I also refer the Minister and others to Clause 13, in Part 2, which is a whole page on the duties to review regulatory burdens. We have written this into the Bill. It is quite a lengthy part of the Bill, but it is important that there is at the very basis of the Bill a duty to review and to ensure that no burden is put on to other people. The noble Lord, Lord Cope, in particular talked about the points that needed to be addressed and about the need not to place burdens.
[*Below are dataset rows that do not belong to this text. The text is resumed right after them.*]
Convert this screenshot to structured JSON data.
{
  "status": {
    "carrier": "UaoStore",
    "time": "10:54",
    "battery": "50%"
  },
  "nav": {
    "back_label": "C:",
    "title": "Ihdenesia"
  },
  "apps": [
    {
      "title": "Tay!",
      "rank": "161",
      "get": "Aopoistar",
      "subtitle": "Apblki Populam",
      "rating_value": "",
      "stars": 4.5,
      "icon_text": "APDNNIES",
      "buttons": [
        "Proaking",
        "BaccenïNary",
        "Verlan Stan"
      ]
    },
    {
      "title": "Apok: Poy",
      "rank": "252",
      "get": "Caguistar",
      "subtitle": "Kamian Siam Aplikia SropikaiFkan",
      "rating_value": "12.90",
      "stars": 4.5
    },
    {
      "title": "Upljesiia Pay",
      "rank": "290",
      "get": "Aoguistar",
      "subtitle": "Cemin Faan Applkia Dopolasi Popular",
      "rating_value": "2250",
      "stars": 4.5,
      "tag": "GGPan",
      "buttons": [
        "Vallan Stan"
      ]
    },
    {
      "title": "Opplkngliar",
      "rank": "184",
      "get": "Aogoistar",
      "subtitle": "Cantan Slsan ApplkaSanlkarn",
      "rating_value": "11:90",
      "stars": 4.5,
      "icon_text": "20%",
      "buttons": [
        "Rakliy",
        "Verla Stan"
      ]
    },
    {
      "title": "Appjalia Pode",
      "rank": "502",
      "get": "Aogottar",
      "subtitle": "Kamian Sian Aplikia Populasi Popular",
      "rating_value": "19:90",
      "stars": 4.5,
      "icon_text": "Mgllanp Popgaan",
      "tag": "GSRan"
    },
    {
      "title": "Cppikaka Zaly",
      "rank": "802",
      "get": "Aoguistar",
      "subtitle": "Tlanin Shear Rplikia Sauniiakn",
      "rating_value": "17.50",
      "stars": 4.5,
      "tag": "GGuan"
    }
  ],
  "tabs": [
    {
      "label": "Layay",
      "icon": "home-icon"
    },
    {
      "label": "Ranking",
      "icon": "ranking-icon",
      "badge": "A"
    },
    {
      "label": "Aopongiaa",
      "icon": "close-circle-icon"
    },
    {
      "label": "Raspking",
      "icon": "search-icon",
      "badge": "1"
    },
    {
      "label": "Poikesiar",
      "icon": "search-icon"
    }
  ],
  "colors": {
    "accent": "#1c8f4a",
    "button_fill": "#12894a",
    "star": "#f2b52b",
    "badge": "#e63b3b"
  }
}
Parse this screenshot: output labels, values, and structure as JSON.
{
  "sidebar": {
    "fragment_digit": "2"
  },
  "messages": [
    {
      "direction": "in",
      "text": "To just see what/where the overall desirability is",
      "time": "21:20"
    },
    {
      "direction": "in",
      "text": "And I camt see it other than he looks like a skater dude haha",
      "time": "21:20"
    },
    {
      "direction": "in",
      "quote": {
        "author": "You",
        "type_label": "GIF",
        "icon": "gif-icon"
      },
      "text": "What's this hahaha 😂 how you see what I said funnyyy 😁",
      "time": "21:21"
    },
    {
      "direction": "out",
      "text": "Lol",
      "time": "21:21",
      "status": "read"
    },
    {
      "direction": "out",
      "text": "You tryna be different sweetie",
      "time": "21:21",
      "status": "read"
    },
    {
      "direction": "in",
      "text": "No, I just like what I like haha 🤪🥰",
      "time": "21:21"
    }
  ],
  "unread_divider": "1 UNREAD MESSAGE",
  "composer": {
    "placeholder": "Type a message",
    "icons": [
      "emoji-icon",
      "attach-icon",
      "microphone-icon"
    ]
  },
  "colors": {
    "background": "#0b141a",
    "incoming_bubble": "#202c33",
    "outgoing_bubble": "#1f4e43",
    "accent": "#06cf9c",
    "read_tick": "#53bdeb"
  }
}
It was much appreciated that the Minister spoke in detail about what I propose, but I take issue with him about rates. It is very easy, as we all know, to come up with statistics, total them all up and say that so many millions are spent here, there and everywhere. I ask the Minister to say, “I agree that small shops appreciate what is being done, but not enough is being done”, because the issue is the proportionate amount that small shops pay against the very big businesses. I am sorry, am I running over time? In that case, I shall try to speed up so that I save something for Committee. I thank my noble friend Lord McNally and others for what they have said, and I thank my noble friend Lord Dykes, who supported my view that we should look elsewhere and should be concerned not simply to talk about competition but to address the detailed issues.
Given the time left, noble Lords will be denied the slightly light hearted comment that I was going to make. In fact, may I have a moment to say that I have a great task in front of me in promoting this Bill? This morning before I came to the Chamber, I had my Force wheat flakes. For those who do not know, Force wheat flakes were the first manufactured breakfast cereal, introduced into the UK in 1902. I have not exactly been eating them ever since, but I have been eating them ever since my childhood. Some will know of the iconic Sunny Jim, who was probably one of the first marketing characters. He is still going strong, and his slogan is:
“High o'er the fence leaps Sunny Jim; Force is the food that raises him!”.
Clearly by having only one bowl of Force cereal this morning, I have not quite overcome the fence, but I hope that, by taking a few in the future, I can renew my efforts and go forward with the urgent need to address this issue.
On Question, Bill read a second time, and committed to a Committee of the Whole House.